Reproduce, exactly and in full, the records that follow, minus any pictures.

### Dataset entries
━━━━

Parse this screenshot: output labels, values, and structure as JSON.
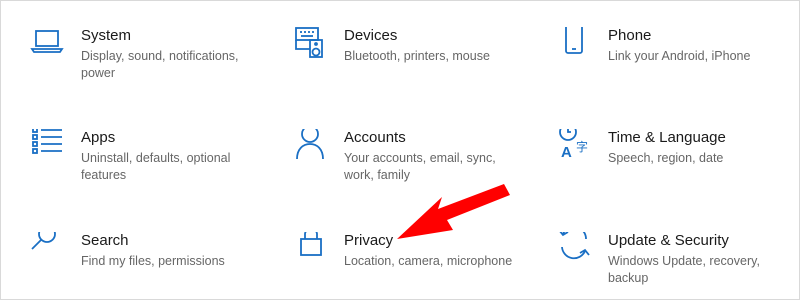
{
  "accent_color": "#1a6fc4",
  "annotation_color": "#ff0000",
  "tiles": [
    {
      "icon": "laptop-icon",
      "title": "System",
      "description": "Display, sound, notifications, power"
    },
    {
      "icon": "devices-icon",
      "title": "Devices",
      "description": "Bluetooth, printers, mouse"
    },
    {
      "icon": "phone-icon",
      "title": "Phone",
      "description": "Link your Android, iPhone"
    },
    {
      "icon": "apps-list-icon",
      "title": "Apps",
      "description": "Uninstall, defaults, optional features"
    },
    {
      "icon": "person-icon",
      "title": "Accounts",
      "description": "Your accounts, email, sync, work, family"
    },
    {
      "icon": "time-language-icon",
      "title": "Time & Language",
      "description": "Speech, region, date"
    },
    {
      "icon": "search-icon",
      "title": "Search",
      "description": "Find my files, permissions"
    },
    {
      "icon": "lock-icon",
      "title": "Privacy",
      "description": "Location, camera, microphone"
    },
    {
      "icon": "sync-icon",
      "title": "Update & Security",
      "description": "Windows Update, recovery, backup"
    }
  ]
}
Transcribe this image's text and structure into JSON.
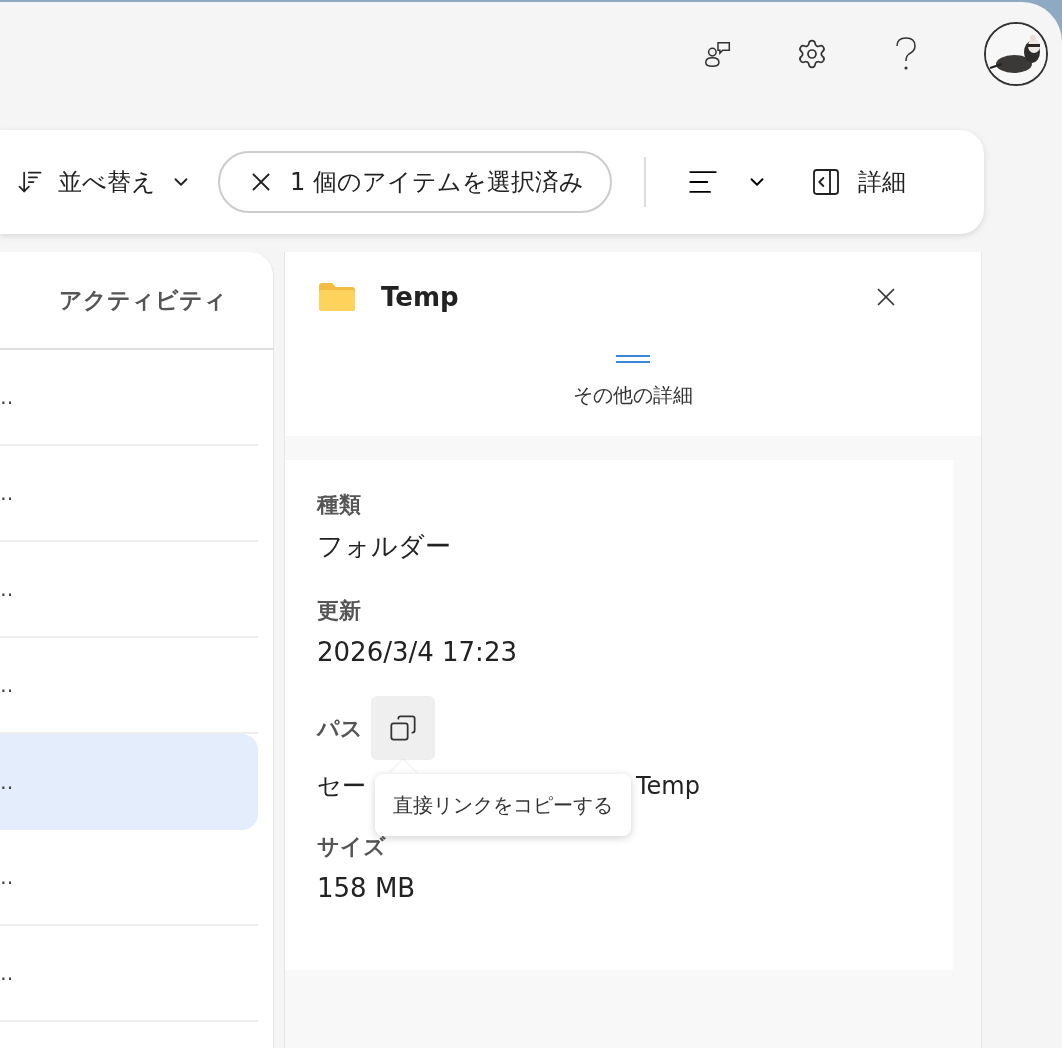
{
  "header": {
    "icons": [
      {
        "kind": "people-chat"
      },
      {
        "kind": "settings"
      },
      {
        "kind": "help"
      },
      {
        "kind": "avatar"
      }
    ]
  },
  "toolbar": {
    "sort": {
      "label": "並べ替え"
    },
    "selection": {
      "label": "1 個のアイテムを選択済み"
    },
    "details": {
      "label": "詳細"
    }
  },
  "list": {
    "column_header": "アクティビティ",
    "rows": [
      {
        "text": "‥",
        "selected": false
      },
      {
        "text": "‥",
        "selected": false
      },
      {
        "text": "‥",
        "selected": false
      },
      {
        "text": "‥",
        "selected": false
      },
      {
        "text": "‥",
        "selected": true
      },
      {
        "text": "‥",
        "selected": false
      },
      {
        "text": "‥",
        "selected": false
      }
    ]
  },
  "details_pane": {
    "title": "Temp",
    "more_details": "その他の詳細",
    "properties": [
      {
        "kind": "text",
        "label": "種類",
        "value": "フォルダー"
      },
      {
        "kind": "text",
        "label": "更新",
        "value": "2026/3/4 17:23"
      },
      {
        "kind": "path",
        "label": "パス",
        "value_start": "セー",
        "value_end": "Temp",
        "tooltip": "直接リンクをコピーする"
      },
      {
        "kind": "text",
        "label": "サイズ",
        "value": "158 MB"
      }
    ]
  }
}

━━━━

### Solution
Parse this screenshot: output labels, values, and structure as JSON.
{
  "accent_color": "#1a6fc4",
  "annotation_color": "#ff0000",
  "tiles": [
    {
      "icon": "laptop-icon",
      "title": "System",
      "description": "Display, sound, notifications, power"
    },
    {
      "icon": "devices-icon",
      "title": "Devices",
      "description": "Bluetooth, printers, mouse"
    },
    {
      "icon": "phone-icon",
      "title": "Phone",
      "description": "Link your Android, iPhone"
    },
    {
      "icon": "apps-list-icon",
      "title": "Apps",
      "description": "Uninstall, defaults, optional features"
    },
    {
      "icon": "person-icon",
      "title": "Accounts",
      "description": "Your accounts, email, sync, work, family"
    },
    {
      "icon": "time-language-icon",
      "title": "Time & Language",
      "description": "Speech, region, date"
    },
    {
      "icon": "search-icon",
      "title": "Search",
      "description": "Find my files, permissions"
    },
    {
      "icon": "lock-icon",
      "title": "Privacy",
      "description": "Location, camera, microphone"
    },
    {
      "icon": "sync-icon",
      "title": "Update & Security",
      "description": "Windows Update, recovery, backup"
    }
  ]
}
Transcribe this image's text and structure into JSON.
{
  "header": {
    "icons": [
      {
        "kind": "people-chat"
      },
      {
        "kind": "settings"
      },
      {
        "kind": "help"
      },
      {
        "kind": "avatar"
      }
    ]
  },
  "toolbar": {
    "sort": {
      "label": "並べ替え"
    },
    "selection": {
      "label": "1 個のアイテムを選択済み"
    },
    "details": {
      "label": "詳細"
    }
  },
  "list": {
    "column_header": "アクティビティ",
    "rows": [
      {
        "text": "‥",
        "selected": false
      },
      {
        "text": "‥",
        "selected": false
      },
      {
        "text": "‥",
        "selected": false
      },
      {
        "text": "‥",
        "selected": false
      },
      {
        "text": "‥",
        "selected": true
      },
      {
        "text": "‥",
        "selected": false
      },
      {
        "text": "‥",
        "selected": false
      }
    ]
  },
  "details_pane": {
    "title": "Temp",
    "more_details": "その他の詳細",
    "properties": [
      {
        "kind": "text",
        "label": "種類",
        "value": "フォルダー"
      },
      {
        "kind": "text",
        "label": "更新",
        "value": "2026/3/4 17:23"
      },
      {
        "kind": "path",
        "label": "パス",
        "value_start": "セー",
        "value_end": "Temp",
        "tooltip": "直接リンクをコピーする"
      },
      {
        "kind": "text",
        "label": "サイズ",
        "value": "158 MB"
      }
    ]
  }
}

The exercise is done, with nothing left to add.